Blooming Plants that Flow Out of Containers

by Ken Lain, the mountain gardener

While tall plants that thrill the senses might be where you start with a container garden, they aren’t the most critical bloom in the pot. Plants that flow, spill and erupt out of your containers are the polished style that gives your gardens a professional look. This dynamic list of 14 plants will trail over the side of both raised beds, between rocks and bound out of containers for a stunning look this year. These are my favorites in alphabet order.

  • The best plants for containers. 
  • What are good trailing plants? 
  • Top 10 plants for containers. 
  • What types of flowers cascade? 
  • Flowers that bloom all year.  
  • The best hanging plants for the full sun?

Alyssum prefers high altitude gardens.  Alyssum doesn’t really trail as much as it gently flows over the top of your container gardens. It’s a very tidy plant with a beautiful honey scent.

Black Eyed Susan Vine is no relation to Rudbeckia, this vine is far more refined. With tiny 5-petal flowers in yellow, peach, or white, this grows into a jumble to find its way through, over, and under the other plants in your container, quickly filling any empty spaces.

Candytuft is hardy in zones 5 -9 and makes a beautiful ground cover. In the confinement of containers, it blooms its heart out, while covering the base of the container. It often comes back next year when planted it in the garden at the end of the season.
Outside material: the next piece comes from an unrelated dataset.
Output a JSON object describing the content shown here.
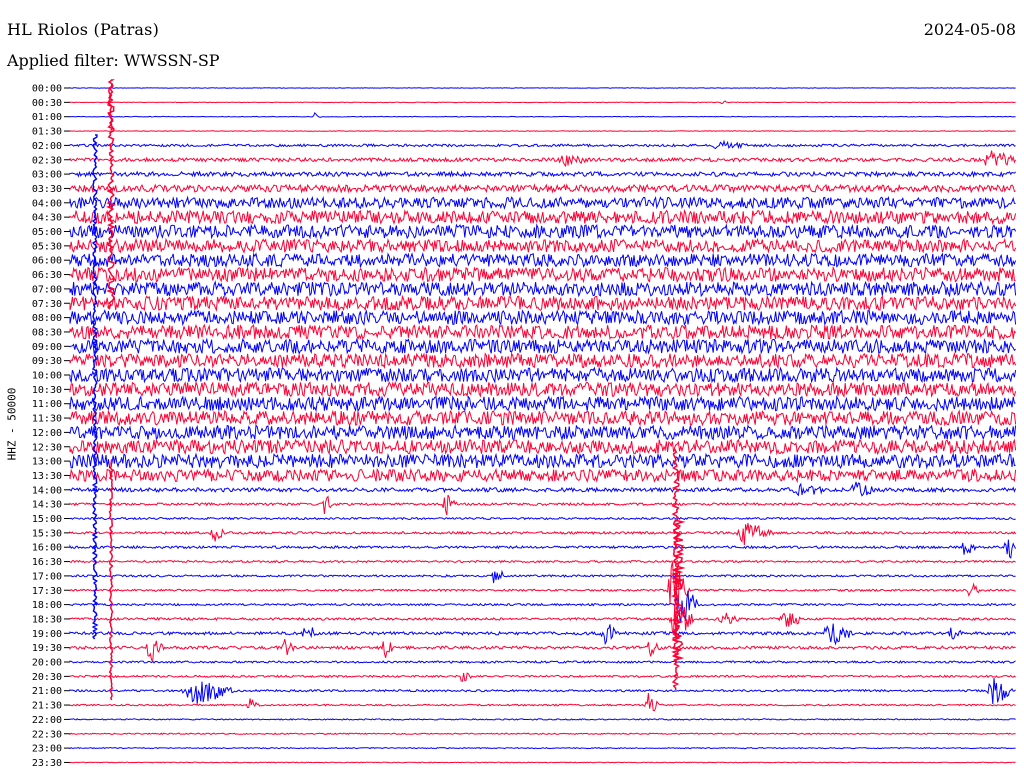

Fan flower is an evergreen tropical with thick green leaves and odd flowers that only have petals half-way around their center disks, giving them the shape of a fan. Their light purple color blends well in most any garden.

Clockwise: Blackeyed Susan Vine, Millionbells Petunia, Alyssum

Ivy Geraniums are the most popular container plants. The ivy form has smaller flowers but blooms just as abundantly as the upright form. Ivy geranium spill over the edge of your containers. Like its perpendicular relative, it can handle the heat and short periods of deep drought as well.

Licorice plant is grown for its small, felt-like leaves. The most familiar is a soft gray, but there are pretty variegated varieties as well. The stems grow up then tumble down, making both an elegant backdrop and frame for the other plants in your container.

Lobelia cascades in one of the most authentic blues found in the garden. It forms a stunning arch over your containers.  Keep it blooming with regular water and partial shade.

Million Bells Petunia is related to petunias, but the flowers are smaller. Don’t let the delicate nature of this plant fool you; it only seems like the plant is covered in millions of flowers, in reality, you can only expect thousands of flowers to cover this bloomer.  It has a graceful trailing habit.

Nasturtium form a mounding tumble of lily pad-like leaves and bright, cheerful flowers. Although they prefer the colder seasons, if kept watered, they should bloom all season. The entire plant is edible, including the seeds.

Parrot’s Beak is a tropical evergreen that is popular both as a houseplant and as an annual in containers. The common name refers to the unique look of the flowers. Parrot’s beak is excellent in hot weather. Both the foliage and the flowers stay fresh and attractive.

Clockwise: Petunia Wave, Verbena, Nasturtium

Sweet Potato Vines have become a garden staple as a ground cover and especially in containers. The leaves can be heart-shaped to oak-like. The choice of colors expands every year, from chartreuse to near black.  If you garden in containers, you need at least one of these bright colored vines.

Verbena bloom profusely in their first year. Although they are perennial, they tend to be short-lived, from expending so much energy on flowering. They love summer heat and mountain sun.

Vincas often used as a flowering ground cover, so it’s natural for trailing over the side of containers. The pretty purple or white blooms early when the gardens are still chilled, and few others are in bloom.  The foliage is a lush green and makes a beautiful frame for your container.

Wave Petunias just keep getting better. They are such an improvement over the old-fashioned petunias your grandmother grew.  They no longer turn to mush after monsoon rains and never need pinching and deadheading to stay in flower. Wave petunias spread out and down and flower without any effort from their gardener all season long.

Insider Tip – consistent water is the secret to great flowers.  If your bloomers get even a bit dry, they sacrifice flowers to keep the core of the plant health.  Add Aqua Boost Crystals at the soil level to keep plants evenly moist and continually blooming.  Sprinkle a tablespoon of ‘Aqua Boost Crystals’ at the bottom of each planting hole.  These exceptionally absorbent crystals regulate the moisture to each plant, encouraging more profound root growth for longer lasting flowers in containers and raised beds.  I never plant without a little Aqua Boost for each new plant in the garden.      

Pinterest Board of these flowers in containers and more.  Enjoy!

Until next issue, I’ll be helping gardeners with container gardens here at Watters Garden Center.

Ken Lain can be found throughout the week at Watters Garden Center, 1815 W. Iron Springs Rd in Prescott, or contacted through his web site at or .